──────── The input
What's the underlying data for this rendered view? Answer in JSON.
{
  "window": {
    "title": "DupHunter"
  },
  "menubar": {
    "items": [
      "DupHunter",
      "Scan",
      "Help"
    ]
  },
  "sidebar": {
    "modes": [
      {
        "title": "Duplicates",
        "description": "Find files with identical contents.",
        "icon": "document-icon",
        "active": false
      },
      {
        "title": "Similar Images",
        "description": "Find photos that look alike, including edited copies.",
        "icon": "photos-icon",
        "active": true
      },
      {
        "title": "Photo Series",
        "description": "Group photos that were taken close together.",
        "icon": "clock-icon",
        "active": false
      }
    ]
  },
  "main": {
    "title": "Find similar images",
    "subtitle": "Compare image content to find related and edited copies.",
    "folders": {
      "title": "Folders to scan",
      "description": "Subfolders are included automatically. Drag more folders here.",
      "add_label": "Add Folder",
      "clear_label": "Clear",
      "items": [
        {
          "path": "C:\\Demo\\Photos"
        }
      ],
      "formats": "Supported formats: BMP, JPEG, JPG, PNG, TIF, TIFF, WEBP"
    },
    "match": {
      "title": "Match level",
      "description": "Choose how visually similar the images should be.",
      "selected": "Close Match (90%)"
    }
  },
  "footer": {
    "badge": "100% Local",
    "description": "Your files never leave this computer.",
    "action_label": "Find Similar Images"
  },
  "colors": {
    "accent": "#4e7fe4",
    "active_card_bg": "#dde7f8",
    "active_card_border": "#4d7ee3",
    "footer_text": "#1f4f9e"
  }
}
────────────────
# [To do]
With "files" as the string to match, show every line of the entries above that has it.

# [Finished exercise]
        "description": "Find files with identical contents.",
    "description": "Your files never leave this computer.",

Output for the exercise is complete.